My Spouse Filed for Divorce.  What Do I Do Now?

When your spouse files for divorce, you might be surprised, upset, or concerned. You may have questions about whether it is important who filed first, and what you are supposed to do or say in response to the paperwork that you receive. Your first call should be to your attorney or to trusted advisors who can help you find the right lawyer. When you call a member of the family law team at Cohn Lifland, we will discuss the exact papers that your spouse filed, and how much time you have to make the best decisions about protecting your children and your financial situation. The most practical answer is that under New Jersey Law, you have the right to file a written response to whatever your spouse filed. Generally, you have three options:

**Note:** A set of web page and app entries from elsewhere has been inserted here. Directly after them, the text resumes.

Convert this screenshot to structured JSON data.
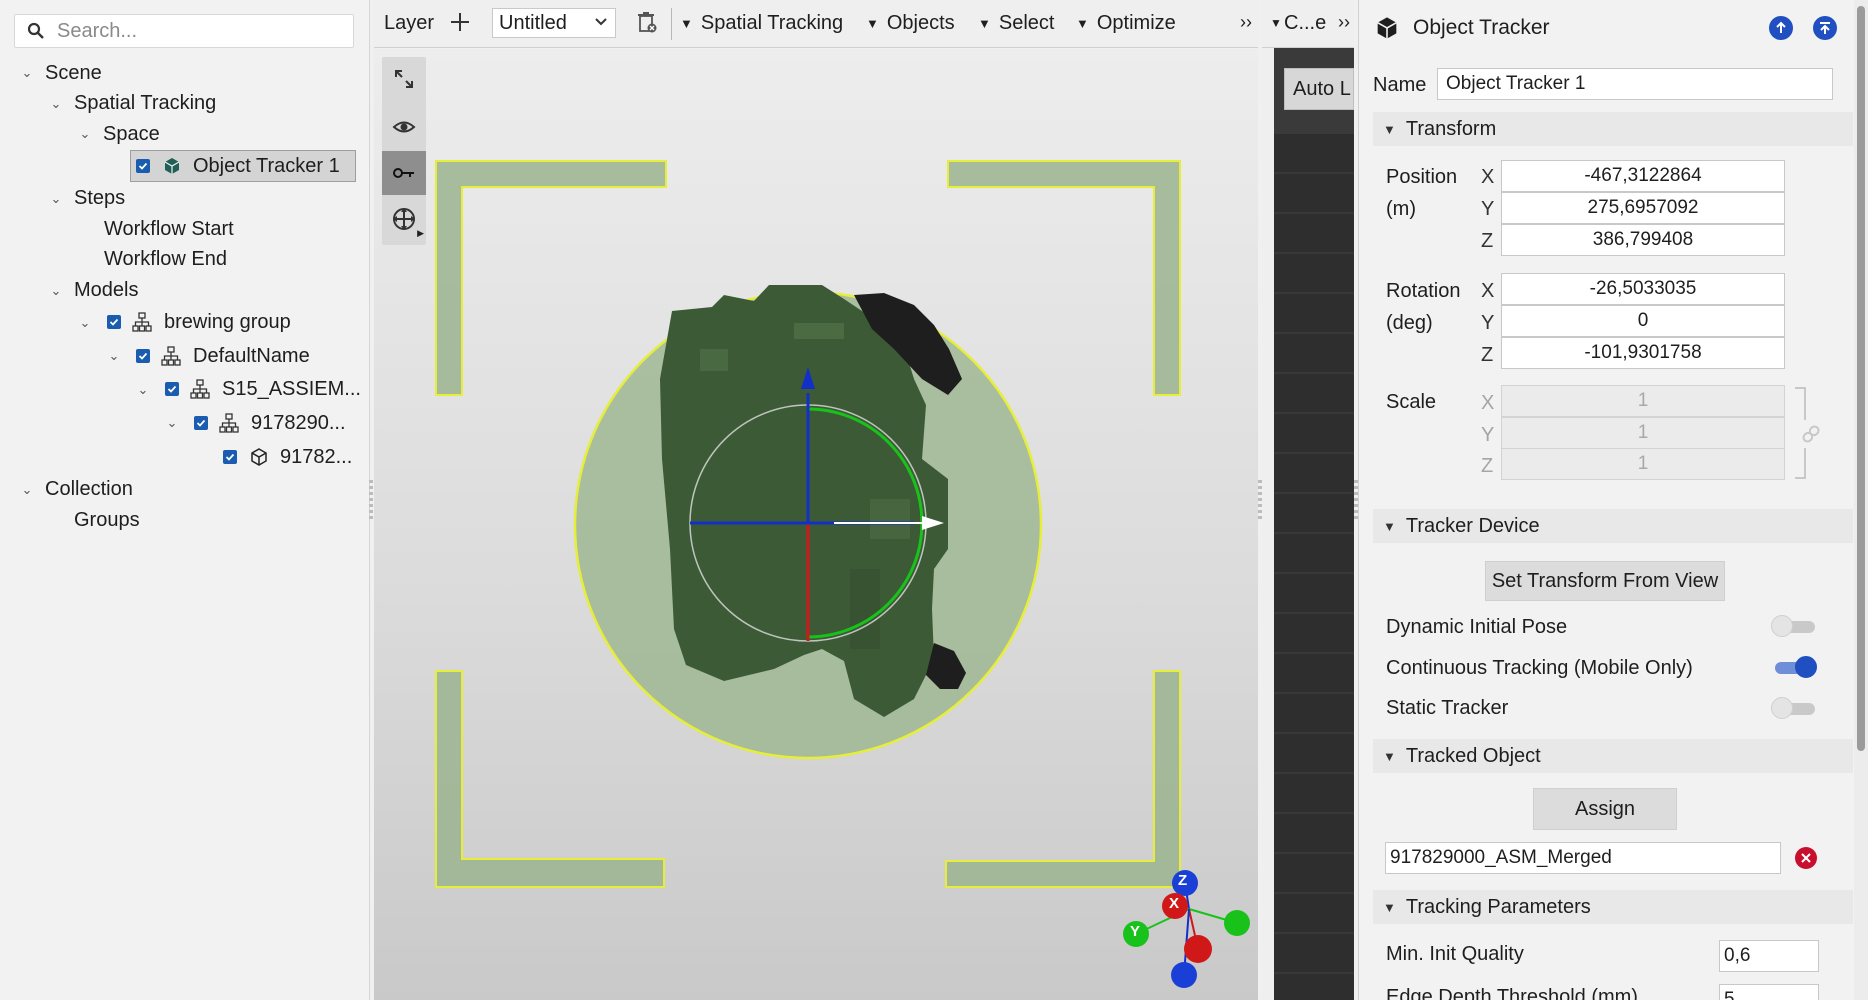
{
  "search": {
    "placeholder": "Search..."
  },
  "tree": {
    "scene": "Scene",
    "spatial_tracking": "Spatial Tracking",
    "space": "Space",
    "object_tracker": "Object Tracker 1",
    "steps": "Steps",
    "workflow_start": "Workflow Start",
    "workflow_end": "Workflow End",
    "models": "Models",
    "brewing_group": "brewing group",
    "default_name": "DefaultName",
    "s15": "S15_ASSIEM...",
    "n9178290": "9178290...",
    "n91782": "91782...",
    "collection": "Collection",
    "groups": "Groups"
  },
  "toolbar": {
    "layer": "Layer",
    "layer_value": "Untitled",
    "spatial_tracking": "Spatial Tracking",
    "objects": "Objects",
    "select": "Select",
    "optimize": "Optimize",
    "overflow": "››"
  },
  "mid": {
    "title": "C...e",
    "overflow": "››",
    "auto_btn": "Auto L"
  },
  "inspector": {
    "title": "Object Tracker",
    "name_label": "Name",
    "name_value": "Object Tracker 1",
    "transform": "Transform",
    "position_label": "Position",
    "position_unit": "(m)",
    "pos_x": "-467,3122864",
    "pos_y": "275,6957092",
    "pos_z": "386,799408",
    "rotation_label": "Rotation",
    "rotation_unit": "(deg)",
    "rot_x": "-26,5033035",
    "rot_y": "0",
    "rot_z": "-101,9301758",
    "scale_label": "Scale",
    "scale_x": "1",
    "scale_y": "1",
    "scale_z": "1",
    "axis_x": "X",
    "axis_y": "Y",
    "axis_z": "Z",
    "tracker_device": "Tracker Device",
    "set_transform": "Set Transform From View",
    "dynamic_initial_pose": "Dynamic Initial Pose",
    "continuous_tracking": "Continuous Tracking (Mobile Only)",
    "static_tracker": "Static Tracker",
    "tracked_object": "Tracked Object",
    "assign": "Assign",
    "tracked_value": "917829000_ASM_Merged",
    "tracking_parameters": "Tracking Parameters",
    "min_init_quality": "Min. Init Quality",
    "min_init_value": "0,6",
    "edge_depth": "Edge Depth Threshold (mm)",
    "edge_depth_value": "5"
  },
  "gizmo": {
    "z": "Z",
    "x": "X",
    "y": "Y"
  },
  "colors": {
    "accent": "#1f4fc0",
    "highlight": "#e6ee3a",
    "model": "#3c5a36"
  }
}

  1. The simplest is filing an “Appearance” which tells the Court that you intend to participate in the process and that you do not object to the Court dissolving your marriage or your spouse obtaining a divorce from you as long as you have the right to be heard on any custody, support or property division issues that have not yet been resolved. Your attorney might recommend this option because it is efficient, and cost-effective, and does not take away any of your substantive rights.
  2. You could also file an “Answer,” which might be substantially the same as an Appearance except that you would respond, point by point, to everything in your spouse’s divorce papers. This gives you no more protection or rights than filing an Appearance unless there is incorrect information in your spouse’s paperwork that should be addressed for your protection.
  3. If you wanted to make a simultaneous and duplicative request to the court for a divorce, you could file an “Answer and a Counterclaim for Divorce.” Take this step whenever you feel strongly about asking the Court to rule that the divorce is reciprocal or if your legal grounds for divorce are different from what your spouse has alleged. If the Court ultimately grants both requests for divorce (which is usual), then the final divorce is called a “Dual Judgment of Divorce.” Filing a counterclaim lets the Court hear your case even if your spouse fails to properly present their case or wishes to withdraw their Complaint during the case. Your counterclaim would survive dismissal of their initial Complaint.

All of these options permit the Court to incorporate any agreement that you and your spouse reach. You do not waive or lose any rights to seek assistance from the Court concerning custody, parenting time, alimony, child support, or property division while you take time to discuss these options with your attorney. If you have any questions about the divorce papers that you have received or might want to file, contact the experienced lawyers (#familylawteam) at Cohn Lifland.